Some years it’s easy, and some years it’s hard. But we’ll always produce a crop to harvest. That you can bet on.
June 11, 2015
The weather is never perfect: too hot, too cold, too windy. But this year has been especially frustrating.
It rained for 15 days in May, and we got more than an inch just last week. It was dry enough for me to get an hour of planting done a couple of days ago. Then it started raining again, and I had to pack up.
I’m starting to feel the pressure of time. In Arkansas, you don’t want late crops. So this week, what I’m hoping for is three to four consecutive days of sunshine. I just want to finish up planting. I just want to be done. It’s a huge weight sitting on my shoulders right now.
On the positive side, I haven’t had to irrigate any of the soybeans that I planted. Ironically, that’s what is adding to our issues. We’re struggling to get the ground dry enough to plant.
We’re focused on irrigation here. When it rains across the field, all of the water drains at the bottom. When that happens, the top of that field will dry out in a few days, but the bottom will still be damp.
This is because of all of the sustainability measures we have in place.
We maintain waterways to control the flow pace and eliminate erosion. We’ll put ditches in the field beds to collect and direct water to certain areas. In a typical year, when I can expect little-to-no rain, all of these things are wonderful.

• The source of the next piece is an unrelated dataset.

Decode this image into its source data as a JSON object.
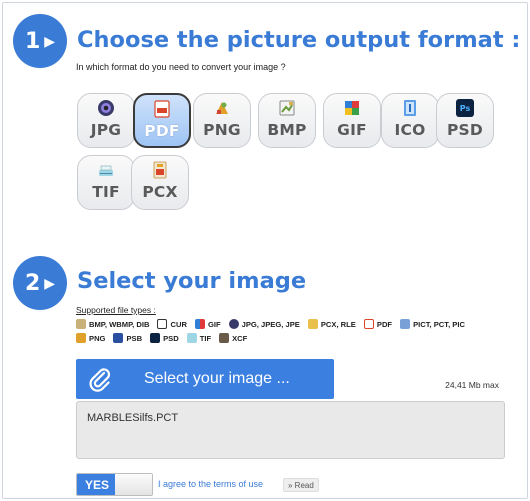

But this year, it has just been day after day of rain, rain and more rain.
While there have been times I wished I could eliminate my irrigation methods for just one extra day of planting, ultimately, I know it’s better to have them.
We’ll continue focusing on our sustainability practices. We want to do everything we can to continue taking care of our greatest asset: the farmland.
May 20, 2015
If there’s one thing I’ve learned about farming, it’s that you cannot make a plan based on what happened last year. It will not apply. Temperatures could be at record highs, and then a frost will come through.
This year, we’re getting nonstop rain.
I asked my dad what he thought we should do, and he said, “Let’s just go out in the shop and work.”
So right now, we’re focusing on repairing our equipment. We want to make sure we’ve done everything possible to avoid any additional delays once the ground finally does dry up.
As soon as it dries out, first and foremost, my goal is taking care of weeds. That’s critical in our area. We need to control the weeds while they’re still small and manageable. After that, it’s on to replanting soybeans.
I’ll have to open up a crop insurance claim. Then we’ll take a look at the fields, and determine how many acres need to be replanted. It’s tough to find out that all of our hard work will have to be done all over again. But that’s just part of it. You can’t complain about the weather.
That’s one thing I like about farming: It’s always different. On one hand, yes. The situation is devastating, and it’s difficult to plan ahead financially. But you just have to find a way to go forward.
That’s my family’s approach, and it’s worked for them for generations. We just want to start on the right foot to provide our customers with high-quality soybeans.
Right now, it’s a muddy foot, but we’ll get there.
Farm: Derek farms soybeans, rice, corn, cotton, grain sorghum, wheat and sesame seeds with his wife, Shannon, on their farm in Newport, Ark. They have one son, Judah. This is Derek’s second year as a United Soybean Board director.